HE’S cycled across the Americas, written and had a book published and plans to walk to the North coast of Scotland in the future.

He is also a champion of the Skipton community and is passionate about the fight against litter.

Trevor Lund, a Skipton resident and teaching assistant in Ilkley, has been nominated as this month’s Salt of the Earth recipient.

Each month, in association with North Yorkshire County Council, we feature someone who is a champion of the community who goes that extra mile to help others or do some good deed that affects everyone.

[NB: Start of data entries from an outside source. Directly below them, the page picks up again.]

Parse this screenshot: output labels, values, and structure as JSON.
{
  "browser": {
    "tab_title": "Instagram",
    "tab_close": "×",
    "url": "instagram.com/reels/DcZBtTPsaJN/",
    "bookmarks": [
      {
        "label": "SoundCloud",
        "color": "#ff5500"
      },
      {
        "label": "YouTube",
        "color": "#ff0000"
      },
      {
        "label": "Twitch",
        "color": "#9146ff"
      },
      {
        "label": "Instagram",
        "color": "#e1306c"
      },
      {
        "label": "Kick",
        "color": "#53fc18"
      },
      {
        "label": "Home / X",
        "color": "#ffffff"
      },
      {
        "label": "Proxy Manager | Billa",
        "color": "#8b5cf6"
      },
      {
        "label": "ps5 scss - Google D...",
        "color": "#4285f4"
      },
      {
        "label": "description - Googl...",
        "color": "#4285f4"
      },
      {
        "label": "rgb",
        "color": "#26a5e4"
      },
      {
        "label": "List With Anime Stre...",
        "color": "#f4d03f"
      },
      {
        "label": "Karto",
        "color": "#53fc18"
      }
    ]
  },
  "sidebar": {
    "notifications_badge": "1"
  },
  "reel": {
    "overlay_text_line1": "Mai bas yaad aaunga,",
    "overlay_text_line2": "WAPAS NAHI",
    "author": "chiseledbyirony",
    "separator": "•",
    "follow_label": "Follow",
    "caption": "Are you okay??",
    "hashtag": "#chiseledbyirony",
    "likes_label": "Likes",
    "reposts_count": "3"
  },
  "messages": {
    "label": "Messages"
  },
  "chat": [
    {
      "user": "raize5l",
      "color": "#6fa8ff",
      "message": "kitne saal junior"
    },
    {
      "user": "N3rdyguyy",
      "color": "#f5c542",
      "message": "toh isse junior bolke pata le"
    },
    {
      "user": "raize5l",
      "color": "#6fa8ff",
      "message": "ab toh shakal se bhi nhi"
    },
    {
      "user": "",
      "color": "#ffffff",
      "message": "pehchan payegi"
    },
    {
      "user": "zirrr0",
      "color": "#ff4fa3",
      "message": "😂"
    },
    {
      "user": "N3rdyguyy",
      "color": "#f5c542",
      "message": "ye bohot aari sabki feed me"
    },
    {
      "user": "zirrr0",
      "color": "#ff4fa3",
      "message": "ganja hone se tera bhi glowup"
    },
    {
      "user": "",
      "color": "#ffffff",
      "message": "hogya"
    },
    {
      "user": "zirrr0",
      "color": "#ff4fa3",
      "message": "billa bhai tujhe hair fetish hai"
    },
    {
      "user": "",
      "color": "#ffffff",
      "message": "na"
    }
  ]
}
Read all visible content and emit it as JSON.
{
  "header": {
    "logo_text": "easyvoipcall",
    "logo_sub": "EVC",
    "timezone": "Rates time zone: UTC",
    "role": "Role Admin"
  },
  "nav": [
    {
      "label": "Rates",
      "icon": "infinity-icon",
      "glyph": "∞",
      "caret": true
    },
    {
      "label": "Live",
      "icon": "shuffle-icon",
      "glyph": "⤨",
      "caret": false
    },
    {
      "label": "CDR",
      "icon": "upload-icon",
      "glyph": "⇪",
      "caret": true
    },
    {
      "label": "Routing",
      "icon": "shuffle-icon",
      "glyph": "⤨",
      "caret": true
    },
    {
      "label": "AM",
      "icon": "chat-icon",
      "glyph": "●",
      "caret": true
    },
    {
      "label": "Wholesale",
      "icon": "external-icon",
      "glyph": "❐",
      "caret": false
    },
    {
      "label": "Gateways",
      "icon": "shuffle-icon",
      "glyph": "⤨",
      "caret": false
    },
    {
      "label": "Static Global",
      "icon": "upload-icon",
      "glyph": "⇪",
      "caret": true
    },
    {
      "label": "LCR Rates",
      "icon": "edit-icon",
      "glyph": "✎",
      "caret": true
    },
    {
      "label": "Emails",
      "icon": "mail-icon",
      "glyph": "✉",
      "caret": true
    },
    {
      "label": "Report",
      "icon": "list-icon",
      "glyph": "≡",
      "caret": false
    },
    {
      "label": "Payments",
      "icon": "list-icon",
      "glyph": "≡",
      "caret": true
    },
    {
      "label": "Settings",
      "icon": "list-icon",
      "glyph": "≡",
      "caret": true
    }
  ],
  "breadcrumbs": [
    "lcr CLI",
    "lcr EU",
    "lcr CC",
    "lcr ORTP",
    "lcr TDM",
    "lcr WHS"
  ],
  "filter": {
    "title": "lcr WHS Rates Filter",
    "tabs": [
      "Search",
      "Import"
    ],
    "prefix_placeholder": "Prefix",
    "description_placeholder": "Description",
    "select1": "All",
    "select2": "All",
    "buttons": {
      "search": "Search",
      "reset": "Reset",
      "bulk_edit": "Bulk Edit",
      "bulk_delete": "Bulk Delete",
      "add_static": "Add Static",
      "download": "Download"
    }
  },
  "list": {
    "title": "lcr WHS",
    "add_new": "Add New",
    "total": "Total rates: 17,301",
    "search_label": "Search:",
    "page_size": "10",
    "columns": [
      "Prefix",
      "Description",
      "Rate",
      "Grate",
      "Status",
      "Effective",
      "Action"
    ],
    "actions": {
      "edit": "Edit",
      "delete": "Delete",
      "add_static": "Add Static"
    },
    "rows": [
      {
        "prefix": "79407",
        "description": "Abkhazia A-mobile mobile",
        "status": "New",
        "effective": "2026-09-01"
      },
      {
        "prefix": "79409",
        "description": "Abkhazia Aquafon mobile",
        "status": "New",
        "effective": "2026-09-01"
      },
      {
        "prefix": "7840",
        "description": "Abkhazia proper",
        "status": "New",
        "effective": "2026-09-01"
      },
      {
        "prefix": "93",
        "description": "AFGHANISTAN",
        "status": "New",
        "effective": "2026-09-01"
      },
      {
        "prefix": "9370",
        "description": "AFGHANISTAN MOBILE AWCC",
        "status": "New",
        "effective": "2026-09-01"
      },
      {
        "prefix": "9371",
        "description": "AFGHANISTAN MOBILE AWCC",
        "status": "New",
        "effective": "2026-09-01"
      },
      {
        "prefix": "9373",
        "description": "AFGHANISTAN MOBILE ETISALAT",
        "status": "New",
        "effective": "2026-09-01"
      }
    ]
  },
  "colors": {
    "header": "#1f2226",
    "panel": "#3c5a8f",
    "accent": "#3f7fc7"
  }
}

Before lockdown in March, a community group called Skipton Step Into Action was formed to help the most vulnerable in the district. Volunteers have been carrying out jobs like shopping, collecting medication and dog walking to help the elderly, disabled and those who were forced to shield from coronavirus.

Trevor said he was so impressed with the group he became a member and is now on the committee and shares the group’s passion to make Skipton a better place.

“I thought they were doing a brilliant job and although I only delivered shopping and things a few times it was good to be able to do something useful. The litter picking came a bit later,” he said.

Lately the shopping service has not been needed as much and the group discussed what members would like to do to help support the town and creating a team to help tidy the streets was begun.

Trevor created and motivated a band of around 20 members who meet on Tuesday evenings for around an hour-and-a-half.

“I have made contacts with Skipton Town Council who have been very helpful. The councils have suffered from a lack of funding and man-power so we feel what we are doing is helpful for the town. People are often remarking that this is the council’s job, but they haven’t the resources. “It is disheartening when we tidy an area and the following week it is back to its untidy state, but we hope the message will eventually get across and people start using the bins. We have plenty of bins in town.

“If people just picked up 10 pieces of litter each day everywhere would be so much tidier. Just because they haven’t dropped it doesn’t mean they can’t pick it up.

“I don’t know why people drop it in the first place.

“The same can be said about businesses such as takeaways, shops and supermarkets and we are asking them to spend five minutes at the end of their working day to clear up any litter from outside their premises instead of letting it blow away down the street.

“We are also trying to get businesses to use less packaging because it is often this that is causing the littering problem and also puts a strain on the environment.

“There is also the problem of cigarette ends. There are millions and are difficult to pick up, but they are classed as litter and look terrible.”

Trevor said the group places the litter it collects in the bins and if these are full many of the members take it home and put it in their own bins.

The group has also attracted younger people to help out.

“There are two teenage girls who regularly clear up around Aireville Park and there is a nine-year-old boy who comes along with his mother on Tuesdays to help out.”

Trevor says he is happy to carry on leading the group despite being back at work as he feels he is doing his bit in Skipton and hopes more people will join the group when they see what a difference they make to an area.

He may take a break next year to fulfil his dream of walking from him home to Cape Wrath, in the North of Scotland, and back.

He has already proved himself an adventurer after cycling 16,000 miles solo through the Americas 20 years ago.

He charted his journey in a book, North to Alaska, which he brought out in January. He said the reason he left it so long to put pen to paper was because after completing another cycle journey – a brutal winter crossing of the USA by bike five years ago - he realised his twin sister, pregnant at the time of his 16,000-mile journey, knew little about his adventure.

He brought out his book and has been surprised by the level of interest it has received - more than 2,000 copies to date.

In the meantime, he continues to inspire others to care for the environment, in between cycling in the Dales and his job at Ilkley Grammar School.

And it was this determination and care for the community which prompted Skipton Step Into Action member Sally Goodman to put his name forward as Salt of the Earth.

She said: “Trevor has been an active member of Skipton Step into Action since it started and once lockdown eased he started a community litter pick.

“He has organised litter grabbers, donated by the Council and Skipton Building Society and bags, so that anyone can join in.

“He has spoken with the big supermarkets about them helping to clear the litter on their grounds and he has such a kind but assertive way about him. “He is very modest and says he doesn’t want to be the organiser, but he is a natural leader. “He will be very embarrassed by this nomination, but I think he deserves it. It’s brought people together for a common cause and is making a difference to the town.”

To nominate someone as Salt of the Earth go to: SaltOfTheEarth@northyorks.gov.uk